UPDATE: (07/07/2020 5:05 p.m.)
MORGANTOWN, W.Va. – The Monongalia County Health Department issued a press release Sunday announcing an at least 61.7% increase in diagnosed positive cases since the start of July.
The number of new COVID-19 cases in the first five days of the month account for 38.2% of all cases recorded in Monongalia County since the first positive case was announced on March 19.
“Monongalia County has seen a dramatic spike in COVID-19,” said Dr. Lee B. Smith, MCHD executive director and county health officer. “Theses cases are from restaurants and bar staff, as well as gyms and fitness centers, vacations, barbecues and travel-related exposures.”
Smith says, “This has resulted in widespread community-acquired COVID-19 from not wearing masks and not practicing social distancing”.
“Things have been moving at breakneck speed,” Dr. Smith said. “The West Virginia Bureau for Public Health designates more than three cases at any given location as an outbreak, and currently, there are three officially designated outbreaks in Monongalia County, with at least that many unofficial outbreaks that have not yet been given an outbreak number.”
On Wednesday, July 1, there were 162 reported diagnosed cases in Monongalia County, accumulated since March 19. Since July 1, numbers began increasing significantly. Cases went up by four on July 1; 16 on July 2; 14 on July 3; 29 on July 4 and 37 on July 5. Also, there are additional cases expected to be confirmed.
As of the afternoon of July 7, Smith confirmed there were more than 300 cases in the county. He said if you look at the age breakdown, more than 100 cases are in the 17-29-year-old group, so 77 percent of the cases. And then the 30-49-year-old group is about 20 percent of our cases and then the above 50-year-old group is the remaining.
Smith said there is an extensive contact tracing effort going on at MCHD with the help of the state government. Contact tracers have been met with belligerent and uncooperative individuals, which has hindered the process. He said people only see the effort as tracing 130 or so people who have been infected, but it is more than that.
“If you think about individuals in the age group from 17-29, in that group there are people with a lot of social contacts and it’s not unusual for each positive case, of which there are over 100, for them to each have 20 or so contacts in their social group,” Smith said. “It’s not that we’re trying to rundown 130 positives every day, we’re trying to run down a couple of thousand contacts to try and get them to observe quarantine because the object here is to break the cycle of infection.”

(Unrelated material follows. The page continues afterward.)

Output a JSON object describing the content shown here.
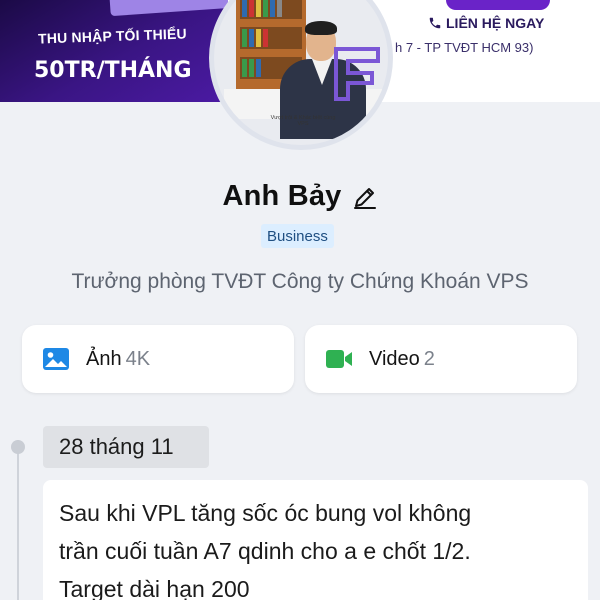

Smith said because this outbreak is mostly affecting the young, there is a tendency to blame West Virginia University, but that would be inaccurate. He said only one-third of cases are associated with WVU. Two-thirds of the cases are not associated with West Virginia University, but are from travel, vacation, going to gymnasiums, bars, restaurants and the common denominator is that people are not observing social distancing, nor wearing masks, he said.
There is a strong sense of COVID-19 fatigue, Smith said, especially now that it’s summer and people want to go out and enjoy the weather. However, in doing so, many people are throwing themselves in harm’s way and not observing the safety precautions.
Smith said he is not suggesting that people stay in hiding, on the contrary, he wants them to go back to their normal lives, but accept that there are some new norms.
“I think part of the new normal has got to be an awareness of how this virus has spread and what reasonable people can prevent it from continuing to spread like wildfire,” Smith said. “Some people will make the case that we’re not seeing people die from this and knock on wood, we’ve not seen a death in Monongalia County for several months. And I hope I’m not jinxing myself with that, but if we have hundreds of people getting sick, there will be some bad results for somebody and I would just not wish that on any particular family, particularly if it can be avoided.”